Pieter V. C. Litchfield, President, Litchfield Park Corporation
Robert F. Flacke, Vice President, Fort William Henry Corp.
William C. Hennessy, Vice President, Hennessy & Plummer, Inc.
Mario Scarselletta, Jr., Secretary, United Paperworkers International Union
Michael P. Brassel, Treasurer, Keeseville National Bank
During 1990 and 1991, the New York Blue Line Council:
(1) Published a line-by-line evaluation of Gov. Cuomo's first and second Adirondack bills, as well as critiques of the Hinchey-Grannis-Weprin bill. The 40-page report became a reference document for legislators, staffers, agency people and reporters.
(2) Published a policy paper titled "Moderate Approach to Land Acquisition in the Adirondacks" which helped shape DEC's first Open Space Protection Plan.
(3) Offered a blueprint for moderate Adirondack legislation-constructive proposals to reform the APA, increase local government's role, ensure fairness for private landowners and the forest products industry, a d promote sensible regulations to protect shorelines, water quality and open space.
During the following years, the Blue Line Council fully established itself as the foremost professional commentator on Adirondack affairs. The Council:
(4) Commented on the High Peaks Wilderness Unit Management Plan
(5) Presented the "New York Blue Line Council-A Vision
for the Adirondacks," stating that "A vision for the
Adirondacks that revolves around further state land purchases
is short-sighted," and advocating policies to stabilize the
region's economy and promote economic opportunity and conserve
the natural resources of the region.
The goals could be met by recognizing that individual commitment and corporate stewardship have provided protection to the land;
eliminating disincentives to long-term private land ownership by reducing state mandates on localities and reducing property taxes;
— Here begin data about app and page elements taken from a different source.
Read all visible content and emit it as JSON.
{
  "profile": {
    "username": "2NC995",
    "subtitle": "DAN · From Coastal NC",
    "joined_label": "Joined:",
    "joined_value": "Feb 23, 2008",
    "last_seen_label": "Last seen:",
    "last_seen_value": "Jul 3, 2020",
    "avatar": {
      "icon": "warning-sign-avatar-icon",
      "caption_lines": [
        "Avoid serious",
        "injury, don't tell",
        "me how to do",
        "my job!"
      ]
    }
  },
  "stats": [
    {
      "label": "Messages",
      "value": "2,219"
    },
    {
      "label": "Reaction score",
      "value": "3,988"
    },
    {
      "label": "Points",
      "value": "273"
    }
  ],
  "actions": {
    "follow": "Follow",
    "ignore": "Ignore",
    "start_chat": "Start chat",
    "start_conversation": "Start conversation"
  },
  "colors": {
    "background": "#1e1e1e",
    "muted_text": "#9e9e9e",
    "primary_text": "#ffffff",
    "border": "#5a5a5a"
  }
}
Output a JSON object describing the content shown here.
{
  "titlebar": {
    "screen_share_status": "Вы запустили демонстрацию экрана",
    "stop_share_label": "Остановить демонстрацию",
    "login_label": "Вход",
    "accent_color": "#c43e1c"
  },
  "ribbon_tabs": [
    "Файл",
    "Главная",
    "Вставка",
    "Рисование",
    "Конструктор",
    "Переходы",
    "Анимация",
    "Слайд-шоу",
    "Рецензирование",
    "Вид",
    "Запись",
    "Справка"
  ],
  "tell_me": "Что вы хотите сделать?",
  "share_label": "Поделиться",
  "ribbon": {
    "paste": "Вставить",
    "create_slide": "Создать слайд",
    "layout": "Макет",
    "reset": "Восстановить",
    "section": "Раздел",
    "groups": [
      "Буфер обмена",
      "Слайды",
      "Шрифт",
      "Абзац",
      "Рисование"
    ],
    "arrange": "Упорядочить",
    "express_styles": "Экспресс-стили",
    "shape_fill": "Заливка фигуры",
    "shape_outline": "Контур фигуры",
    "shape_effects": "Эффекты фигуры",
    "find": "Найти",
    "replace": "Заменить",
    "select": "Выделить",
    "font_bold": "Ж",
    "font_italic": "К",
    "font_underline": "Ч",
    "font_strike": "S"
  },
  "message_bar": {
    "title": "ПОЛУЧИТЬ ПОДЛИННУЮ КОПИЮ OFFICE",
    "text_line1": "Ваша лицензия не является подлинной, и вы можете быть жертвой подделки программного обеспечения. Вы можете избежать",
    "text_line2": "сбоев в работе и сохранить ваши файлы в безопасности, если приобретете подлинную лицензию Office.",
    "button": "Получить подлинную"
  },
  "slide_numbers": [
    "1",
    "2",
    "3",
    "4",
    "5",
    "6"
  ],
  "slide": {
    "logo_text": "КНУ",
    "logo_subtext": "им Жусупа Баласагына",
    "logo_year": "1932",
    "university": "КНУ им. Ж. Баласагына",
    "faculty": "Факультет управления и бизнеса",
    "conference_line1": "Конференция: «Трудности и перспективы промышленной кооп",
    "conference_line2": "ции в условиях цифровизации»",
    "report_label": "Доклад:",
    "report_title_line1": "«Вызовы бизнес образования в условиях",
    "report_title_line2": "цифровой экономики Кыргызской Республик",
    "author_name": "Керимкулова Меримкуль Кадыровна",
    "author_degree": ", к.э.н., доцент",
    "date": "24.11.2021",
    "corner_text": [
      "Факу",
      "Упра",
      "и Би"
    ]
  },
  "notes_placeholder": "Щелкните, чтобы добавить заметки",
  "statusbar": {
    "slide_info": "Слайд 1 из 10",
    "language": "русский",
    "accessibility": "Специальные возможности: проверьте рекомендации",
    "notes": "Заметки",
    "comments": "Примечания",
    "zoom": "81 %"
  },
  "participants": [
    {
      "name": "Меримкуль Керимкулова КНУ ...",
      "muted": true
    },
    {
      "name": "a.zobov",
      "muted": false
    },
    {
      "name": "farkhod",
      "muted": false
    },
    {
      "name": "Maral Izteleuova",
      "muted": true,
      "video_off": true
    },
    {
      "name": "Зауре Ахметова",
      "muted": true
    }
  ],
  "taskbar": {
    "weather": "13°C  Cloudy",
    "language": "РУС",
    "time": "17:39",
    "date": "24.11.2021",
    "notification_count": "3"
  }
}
encouraging forestry, tourism, and continued private land ownership and reversing the trend of state acquisition of land
educating state policy makers that the economic and environmental future are tied to the stability of land ownership, which is threatened by large-scale state acquisition of private land;
streamlining and ensuring fairness, openness and predictability in the regulatory process;
resisting the attempts to impose regulations that are unnecessary, unreasonable, or unfounded in science.(1996)
(6) Participated in the DEC working group addressing the proper response to the July l5, 1995 blowdown. (1995-1996)
(7) Closely monitored and presented technical comments too numerous to list on the continuing APA regulatory revision process (1997-present)
(8) Opposed federal funding under the Northern Forest Stewardship Act of land acquisition in the Adirondacks (1997)
(9) Commented negatively on the State acquisition of the Whitney property (1997)
(10) Presented a review, "State of the Adirondack Economy"
by E. J. McMahon of Behan Communications (1998)